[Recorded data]
******

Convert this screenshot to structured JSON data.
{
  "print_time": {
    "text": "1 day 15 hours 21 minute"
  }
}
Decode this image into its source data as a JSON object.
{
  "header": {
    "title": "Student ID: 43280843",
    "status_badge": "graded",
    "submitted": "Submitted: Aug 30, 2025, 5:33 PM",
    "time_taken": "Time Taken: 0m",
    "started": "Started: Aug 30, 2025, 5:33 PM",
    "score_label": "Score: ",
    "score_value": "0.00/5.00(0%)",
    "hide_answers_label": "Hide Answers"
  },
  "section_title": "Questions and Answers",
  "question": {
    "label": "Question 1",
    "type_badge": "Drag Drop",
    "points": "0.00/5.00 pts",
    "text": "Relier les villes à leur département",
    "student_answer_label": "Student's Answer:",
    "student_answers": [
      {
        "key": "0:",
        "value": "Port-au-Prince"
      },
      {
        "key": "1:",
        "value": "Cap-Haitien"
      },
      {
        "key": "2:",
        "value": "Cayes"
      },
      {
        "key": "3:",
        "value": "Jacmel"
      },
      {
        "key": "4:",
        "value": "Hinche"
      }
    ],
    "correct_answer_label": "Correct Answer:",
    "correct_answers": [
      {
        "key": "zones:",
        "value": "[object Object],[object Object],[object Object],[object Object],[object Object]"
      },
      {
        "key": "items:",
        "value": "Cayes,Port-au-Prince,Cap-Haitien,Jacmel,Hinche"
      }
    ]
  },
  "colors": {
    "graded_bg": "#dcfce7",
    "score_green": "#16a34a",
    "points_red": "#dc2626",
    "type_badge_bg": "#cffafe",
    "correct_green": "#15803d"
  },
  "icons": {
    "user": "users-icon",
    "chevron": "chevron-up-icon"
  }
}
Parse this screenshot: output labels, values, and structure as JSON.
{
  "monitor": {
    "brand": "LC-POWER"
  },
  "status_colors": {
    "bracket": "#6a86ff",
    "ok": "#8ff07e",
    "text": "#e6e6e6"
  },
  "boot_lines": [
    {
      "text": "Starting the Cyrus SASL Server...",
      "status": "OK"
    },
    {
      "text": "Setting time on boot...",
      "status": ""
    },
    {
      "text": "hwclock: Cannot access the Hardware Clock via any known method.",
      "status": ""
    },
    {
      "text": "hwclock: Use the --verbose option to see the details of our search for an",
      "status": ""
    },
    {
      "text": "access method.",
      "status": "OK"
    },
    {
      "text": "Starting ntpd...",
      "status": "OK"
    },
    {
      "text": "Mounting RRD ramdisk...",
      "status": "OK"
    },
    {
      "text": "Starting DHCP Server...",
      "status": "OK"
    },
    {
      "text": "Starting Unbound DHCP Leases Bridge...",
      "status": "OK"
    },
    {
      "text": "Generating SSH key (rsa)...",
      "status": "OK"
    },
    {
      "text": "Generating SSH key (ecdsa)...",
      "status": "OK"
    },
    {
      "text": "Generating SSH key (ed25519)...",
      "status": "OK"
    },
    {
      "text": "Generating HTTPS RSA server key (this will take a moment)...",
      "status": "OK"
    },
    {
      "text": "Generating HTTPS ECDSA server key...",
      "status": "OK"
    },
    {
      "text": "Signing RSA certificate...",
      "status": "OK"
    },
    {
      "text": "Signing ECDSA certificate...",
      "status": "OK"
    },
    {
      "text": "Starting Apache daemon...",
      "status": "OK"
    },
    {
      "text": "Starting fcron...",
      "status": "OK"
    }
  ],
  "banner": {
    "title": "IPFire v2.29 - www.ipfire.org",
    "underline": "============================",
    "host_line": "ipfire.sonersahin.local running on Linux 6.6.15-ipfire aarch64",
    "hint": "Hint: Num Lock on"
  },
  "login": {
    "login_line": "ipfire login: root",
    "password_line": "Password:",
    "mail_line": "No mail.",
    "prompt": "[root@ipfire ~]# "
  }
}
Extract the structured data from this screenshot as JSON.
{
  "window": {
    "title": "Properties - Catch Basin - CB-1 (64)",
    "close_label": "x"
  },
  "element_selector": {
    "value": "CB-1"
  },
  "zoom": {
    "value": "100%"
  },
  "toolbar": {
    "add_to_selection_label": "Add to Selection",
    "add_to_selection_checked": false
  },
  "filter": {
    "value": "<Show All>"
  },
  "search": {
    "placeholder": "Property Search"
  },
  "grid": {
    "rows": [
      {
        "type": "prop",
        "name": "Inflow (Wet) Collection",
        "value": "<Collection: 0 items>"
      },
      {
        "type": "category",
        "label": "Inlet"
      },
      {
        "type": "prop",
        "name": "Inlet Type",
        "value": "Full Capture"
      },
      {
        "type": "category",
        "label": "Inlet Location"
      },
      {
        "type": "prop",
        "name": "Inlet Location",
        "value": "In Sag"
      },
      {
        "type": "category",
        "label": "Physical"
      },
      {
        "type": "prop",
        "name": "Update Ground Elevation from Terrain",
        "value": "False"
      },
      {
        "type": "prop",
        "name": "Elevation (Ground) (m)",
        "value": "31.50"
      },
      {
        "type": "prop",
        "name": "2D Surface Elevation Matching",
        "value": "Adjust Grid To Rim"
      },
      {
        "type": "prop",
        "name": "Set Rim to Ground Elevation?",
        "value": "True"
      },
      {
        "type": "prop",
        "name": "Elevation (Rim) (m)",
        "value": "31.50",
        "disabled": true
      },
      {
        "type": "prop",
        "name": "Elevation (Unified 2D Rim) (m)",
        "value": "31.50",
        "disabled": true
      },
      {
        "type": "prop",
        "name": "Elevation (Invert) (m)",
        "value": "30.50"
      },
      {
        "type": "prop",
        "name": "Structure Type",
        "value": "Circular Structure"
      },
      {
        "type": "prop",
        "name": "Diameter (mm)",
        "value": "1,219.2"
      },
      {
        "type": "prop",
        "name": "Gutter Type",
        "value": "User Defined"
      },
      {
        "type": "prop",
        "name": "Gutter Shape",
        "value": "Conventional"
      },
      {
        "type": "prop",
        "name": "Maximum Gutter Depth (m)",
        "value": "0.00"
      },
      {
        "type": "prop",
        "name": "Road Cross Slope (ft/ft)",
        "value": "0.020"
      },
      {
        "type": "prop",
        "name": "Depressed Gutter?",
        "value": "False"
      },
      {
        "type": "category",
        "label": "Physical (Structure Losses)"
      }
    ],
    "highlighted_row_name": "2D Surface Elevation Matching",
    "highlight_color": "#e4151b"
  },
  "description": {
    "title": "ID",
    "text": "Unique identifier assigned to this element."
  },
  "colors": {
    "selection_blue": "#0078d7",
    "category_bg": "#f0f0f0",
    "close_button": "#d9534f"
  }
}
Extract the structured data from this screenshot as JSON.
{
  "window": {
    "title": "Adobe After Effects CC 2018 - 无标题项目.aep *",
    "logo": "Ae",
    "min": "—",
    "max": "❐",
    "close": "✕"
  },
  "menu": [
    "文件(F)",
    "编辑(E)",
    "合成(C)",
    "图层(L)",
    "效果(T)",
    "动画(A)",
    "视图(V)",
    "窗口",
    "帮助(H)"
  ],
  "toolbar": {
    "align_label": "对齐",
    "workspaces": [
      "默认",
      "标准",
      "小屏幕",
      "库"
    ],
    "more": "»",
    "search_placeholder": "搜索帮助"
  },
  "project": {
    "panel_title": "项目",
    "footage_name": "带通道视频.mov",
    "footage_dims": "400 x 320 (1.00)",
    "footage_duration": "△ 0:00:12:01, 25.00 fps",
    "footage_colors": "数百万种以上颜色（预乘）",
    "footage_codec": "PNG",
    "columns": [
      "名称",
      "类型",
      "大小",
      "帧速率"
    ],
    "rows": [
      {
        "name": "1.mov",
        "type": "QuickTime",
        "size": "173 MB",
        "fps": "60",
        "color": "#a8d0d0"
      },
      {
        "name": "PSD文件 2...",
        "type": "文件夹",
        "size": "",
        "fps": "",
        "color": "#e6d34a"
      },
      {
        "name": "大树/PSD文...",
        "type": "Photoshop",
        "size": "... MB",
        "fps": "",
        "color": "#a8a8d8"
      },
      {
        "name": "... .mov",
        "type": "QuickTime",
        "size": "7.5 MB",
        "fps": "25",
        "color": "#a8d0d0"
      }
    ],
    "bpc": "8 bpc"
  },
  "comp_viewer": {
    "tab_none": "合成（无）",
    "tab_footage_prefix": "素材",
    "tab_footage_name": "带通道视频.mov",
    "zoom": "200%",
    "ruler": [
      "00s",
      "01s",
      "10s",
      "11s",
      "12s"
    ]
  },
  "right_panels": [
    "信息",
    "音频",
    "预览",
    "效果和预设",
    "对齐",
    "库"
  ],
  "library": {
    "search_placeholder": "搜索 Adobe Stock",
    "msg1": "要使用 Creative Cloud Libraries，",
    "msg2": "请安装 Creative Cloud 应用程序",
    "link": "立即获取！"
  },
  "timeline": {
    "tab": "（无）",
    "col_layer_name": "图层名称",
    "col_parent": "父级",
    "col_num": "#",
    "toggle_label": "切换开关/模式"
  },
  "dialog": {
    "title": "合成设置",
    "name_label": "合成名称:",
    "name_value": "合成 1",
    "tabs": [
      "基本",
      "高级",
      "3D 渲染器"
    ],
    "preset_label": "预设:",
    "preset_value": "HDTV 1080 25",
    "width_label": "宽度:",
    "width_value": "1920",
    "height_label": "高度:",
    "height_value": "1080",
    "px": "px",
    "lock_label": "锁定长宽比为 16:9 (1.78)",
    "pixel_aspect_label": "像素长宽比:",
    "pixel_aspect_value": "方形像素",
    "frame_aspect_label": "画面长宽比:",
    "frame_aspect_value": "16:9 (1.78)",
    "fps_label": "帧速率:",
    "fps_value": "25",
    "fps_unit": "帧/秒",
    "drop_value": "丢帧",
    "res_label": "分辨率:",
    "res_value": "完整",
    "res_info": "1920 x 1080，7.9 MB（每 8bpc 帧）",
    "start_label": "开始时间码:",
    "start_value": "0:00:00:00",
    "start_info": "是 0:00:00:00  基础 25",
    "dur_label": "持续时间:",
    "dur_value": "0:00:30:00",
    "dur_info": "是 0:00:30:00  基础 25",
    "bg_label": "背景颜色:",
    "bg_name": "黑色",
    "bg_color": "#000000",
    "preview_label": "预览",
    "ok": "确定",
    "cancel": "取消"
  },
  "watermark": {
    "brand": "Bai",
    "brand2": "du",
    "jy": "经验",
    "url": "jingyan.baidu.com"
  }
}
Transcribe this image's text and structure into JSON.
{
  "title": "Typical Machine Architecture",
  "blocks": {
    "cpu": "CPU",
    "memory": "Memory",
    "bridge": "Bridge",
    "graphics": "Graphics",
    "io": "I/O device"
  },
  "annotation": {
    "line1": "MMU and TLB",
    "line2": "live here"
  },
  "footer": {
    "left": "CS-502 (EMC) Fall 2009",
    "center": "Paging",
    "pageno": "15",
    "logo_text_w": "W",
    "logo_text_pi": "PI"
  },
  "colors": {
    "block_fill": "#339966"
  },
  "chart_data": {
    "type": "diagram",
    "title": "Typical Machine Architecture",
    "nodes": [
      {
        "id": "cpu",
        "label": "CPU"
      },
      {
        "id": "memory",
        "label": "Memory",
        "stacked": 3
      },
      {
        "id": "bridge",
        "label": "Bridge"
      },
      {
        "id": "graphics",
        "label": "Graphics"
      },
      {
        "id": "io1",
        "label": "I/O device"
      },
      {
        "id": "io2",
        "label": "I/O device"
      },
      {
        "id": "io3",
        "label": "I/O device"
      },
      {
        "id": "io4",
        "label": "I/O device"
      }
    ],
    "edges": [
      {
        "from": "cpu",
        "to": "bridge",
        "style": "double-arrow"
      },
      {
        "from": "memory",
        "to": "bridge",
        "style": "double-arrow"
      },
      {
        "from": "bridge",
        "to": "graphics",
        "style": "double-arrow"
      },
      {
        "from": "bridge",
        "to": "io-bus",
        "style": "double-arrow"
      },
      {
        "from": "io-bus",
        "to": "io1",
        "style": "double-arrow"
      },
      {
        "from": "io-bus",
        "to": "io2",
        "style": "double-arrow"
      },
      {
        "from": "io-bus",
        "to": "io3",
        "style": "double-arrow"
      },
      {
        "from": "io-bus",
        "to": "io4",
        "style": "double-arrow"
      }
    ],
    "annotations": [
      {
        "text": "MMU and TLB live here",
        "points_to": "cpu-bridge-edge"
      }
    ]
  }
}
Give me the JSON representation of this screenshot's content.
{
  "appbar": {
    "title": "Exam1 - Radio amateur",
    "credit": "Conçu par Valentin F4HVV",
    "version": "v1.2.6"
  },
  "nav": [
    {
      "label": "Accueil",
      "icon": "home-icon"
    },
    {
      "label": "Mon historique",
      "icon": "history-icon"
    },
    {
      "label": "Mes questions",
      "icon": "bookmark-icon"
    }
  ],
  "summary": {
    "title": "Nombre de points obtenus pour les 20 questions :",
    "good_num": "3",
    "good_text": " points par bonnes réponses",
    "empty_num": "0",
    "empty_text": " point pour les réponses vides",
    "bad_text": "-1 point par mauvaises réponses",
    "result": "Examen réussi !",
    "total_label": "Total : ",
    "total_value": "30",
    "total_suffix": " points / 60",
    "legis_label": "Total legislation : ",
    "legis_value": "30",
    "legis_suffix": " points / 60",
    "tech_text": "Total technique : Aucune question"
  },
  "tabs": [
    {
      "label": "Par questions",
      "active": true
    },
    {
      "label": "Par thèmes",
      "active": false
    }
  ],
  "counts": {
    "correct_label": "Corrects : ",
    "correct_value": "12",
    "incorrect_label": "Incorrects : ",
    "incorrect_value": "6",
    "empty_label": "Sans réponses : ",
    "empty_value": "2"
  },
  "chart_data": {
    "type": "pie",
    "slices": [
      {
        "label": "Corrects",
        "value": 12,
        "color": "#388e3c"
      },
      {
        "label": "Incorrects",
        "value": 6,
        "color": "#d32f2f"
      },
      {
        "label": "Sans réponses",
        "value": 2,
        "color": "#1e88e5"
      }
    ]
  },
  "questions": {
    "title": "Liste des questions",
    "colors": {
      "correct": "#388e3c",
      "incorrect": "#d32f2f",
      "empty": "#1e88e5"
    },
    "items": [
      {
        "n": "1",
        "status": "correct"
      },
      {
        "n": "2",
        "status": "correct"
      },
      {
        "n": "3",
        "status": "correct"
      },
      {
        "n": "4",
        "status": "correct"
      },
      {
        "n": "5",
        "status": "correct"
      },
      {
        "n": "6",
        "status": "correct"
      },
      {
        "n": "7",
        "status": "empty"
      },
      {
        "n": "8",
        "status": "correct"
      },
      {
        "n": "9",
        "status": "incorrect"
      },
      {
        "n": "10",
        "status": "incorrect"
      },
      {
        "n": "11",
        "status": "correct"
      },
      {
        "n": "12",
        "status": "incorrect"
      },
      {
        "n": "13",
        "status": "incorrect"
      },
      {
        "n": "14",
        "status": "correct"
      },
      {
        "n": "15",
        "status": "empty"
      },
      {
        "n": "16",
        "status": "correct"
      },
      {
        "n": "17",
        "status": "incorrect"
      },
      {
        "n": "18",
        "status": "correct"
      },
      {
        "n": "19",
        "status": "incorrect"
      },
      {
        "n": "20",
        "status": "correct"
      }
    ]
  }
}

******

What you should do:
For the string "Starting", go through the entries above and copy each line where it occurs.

Finished task:
      "text": "Starting the Cyrus SASL Server...",
      "text": "Starting ntpd...",
      "text": "Starting DHCP Server...",
      "text": "Starting Unbound DHCP Leases Bridge...",
      "text": "Starting Apache daemon...",
      "text": "Starting fcron...",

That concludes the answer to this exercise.